She said: ‘Victims of domestic abuse put their trust in the police to protect them.

‘Any officer found to be abusing that trust must be dealt with in the strongest possible terms and it is absolutely right that the individual in this case was dismissed.’

Hampshire police and crime commissioner Donna Jones said her preference would be to ‘always publicise the individual's names in cases such as this to act as a deterrent’.

She said: ‘The whole incident is a despicable situation.

‘Police officers are in a position of trust and this trust from the goodwill of the public renders some people more vulnerable, such as in this case. The victim’s trust in the police has been damaged and that causes me concern.’

Ms Jones said police rules that allow officers anonymity in some cases do not need to be changed but said ‘they need to be used fairly’. She said a ban on The News reporting the full reasons for anonymity ‘raises more questions’.

When sacking Officer A, panel chair Sarah Gaunt said: ‘His actions were intentional and deliberate. The conduct was a fundamental breach of public trust.’

Hampshire police is now asking the College of Policing to put Officer A on the public barred list. A spokeswoman confirmed the force would not ask for his name to be withheld.
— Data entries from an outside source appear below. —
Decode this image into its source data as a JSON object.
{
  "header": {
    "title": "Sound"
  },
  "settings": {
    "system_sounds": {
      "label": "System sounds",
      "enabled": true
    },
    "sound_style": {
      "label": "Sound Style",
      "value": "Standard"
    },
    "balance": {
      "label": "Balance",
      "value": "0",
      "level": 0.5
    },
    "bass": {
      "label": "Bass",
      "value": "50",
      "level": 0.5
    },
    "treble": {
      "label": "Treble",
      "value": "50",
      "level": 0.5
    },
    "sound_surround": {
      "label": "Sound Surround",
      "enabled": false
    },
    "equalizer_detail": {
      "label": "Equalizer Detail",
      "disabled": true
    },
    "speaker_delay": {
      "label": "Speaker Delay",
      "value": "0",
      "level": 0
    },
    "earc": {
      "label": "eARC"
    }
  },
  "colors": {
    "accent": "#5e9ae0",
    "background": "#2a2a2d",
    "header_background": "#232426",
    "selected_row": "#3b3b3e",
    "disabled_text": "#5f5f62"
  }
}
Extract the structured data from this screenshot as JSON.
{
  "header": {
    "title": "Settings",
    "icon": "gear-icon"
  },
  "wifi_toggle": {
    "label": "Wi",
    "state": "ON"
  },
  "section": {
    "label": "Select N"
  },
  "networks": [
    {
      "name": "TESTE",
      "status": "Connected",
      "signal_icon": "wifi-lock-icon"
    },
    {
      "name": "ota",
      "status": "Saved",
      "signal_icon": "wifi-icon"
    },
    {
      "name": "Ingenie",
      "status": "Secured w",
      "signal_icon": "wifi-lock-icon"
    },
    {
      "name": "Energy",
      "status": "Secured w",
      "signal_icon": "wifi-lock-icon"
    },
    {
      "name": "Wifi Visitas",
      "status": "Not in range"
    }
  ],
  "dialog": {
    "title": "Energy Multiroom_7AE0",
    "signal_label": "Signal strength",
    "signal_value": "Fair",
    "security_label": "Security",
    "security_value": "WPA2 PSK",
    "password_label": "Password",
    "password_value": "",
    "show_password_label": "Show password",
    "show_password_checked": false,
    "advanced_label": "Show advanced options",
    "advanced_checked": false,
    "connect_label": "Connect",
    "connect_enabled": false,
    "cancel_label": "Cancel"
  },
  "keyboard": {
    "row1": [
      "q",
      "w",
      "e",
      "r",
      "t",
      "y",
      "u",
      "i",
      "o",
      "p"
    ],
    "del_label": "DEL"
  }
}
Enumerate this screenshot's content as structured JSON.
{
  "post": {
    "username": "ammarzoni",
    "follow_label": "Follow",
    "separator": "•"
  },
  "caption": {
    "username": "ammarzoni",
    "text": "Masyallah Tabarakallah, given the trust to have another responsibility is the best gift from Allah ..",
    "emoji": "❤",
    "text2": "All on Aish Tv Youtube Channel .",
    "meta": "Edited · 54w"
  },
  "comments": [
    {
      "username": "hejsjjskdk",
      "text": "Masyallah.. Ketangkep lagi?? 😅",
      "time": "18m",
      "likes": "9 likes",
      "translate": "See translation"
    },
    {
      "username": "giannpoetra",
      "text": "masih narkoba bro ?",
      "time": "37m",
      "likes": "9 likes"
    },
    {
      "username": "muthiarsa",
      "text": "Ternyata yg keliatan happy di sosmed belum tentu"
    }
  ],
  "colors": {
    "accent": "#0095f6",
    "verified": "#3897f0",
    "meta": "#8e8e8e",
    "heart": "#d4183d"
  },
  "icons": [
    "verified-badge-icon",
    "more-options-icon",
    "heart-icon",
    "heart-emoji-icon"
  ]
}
Officer A, who deleted messages on his phone to hide his wrongdoing, was redeployed to an alternative role during the investigation instead of being suspended as this was 'appropriate in this case,’ she said.

She added the force is 'fully supportive' of the presumption of hearings taking place in public and 'officers should expect to be named' - but that it is a decision for the chair.

She said: 'Police misconduct is an employment matter relating to unacceptable behaviour in the workplace, and the right to privacy of the officers and their families must be considered, alongside any medical or security issues.'

Deputy chief constable Ben Snuggs said the public should have trust and confidence in the police as such behaviour is ‘rooted out’.

He said: ‘There is no place in policing for those who use their position to abuse the trust placed in us by vulnerable members of the public.’

The panel ruled that the officer could not be named, saying in a statement: ‘Media are unable to identify officer A as a reporting restriction was put in place.

‘The decision has been made based upon a review of medical evidence which supports the requirement for the officer to remain anonymous in order to protect their welfare.’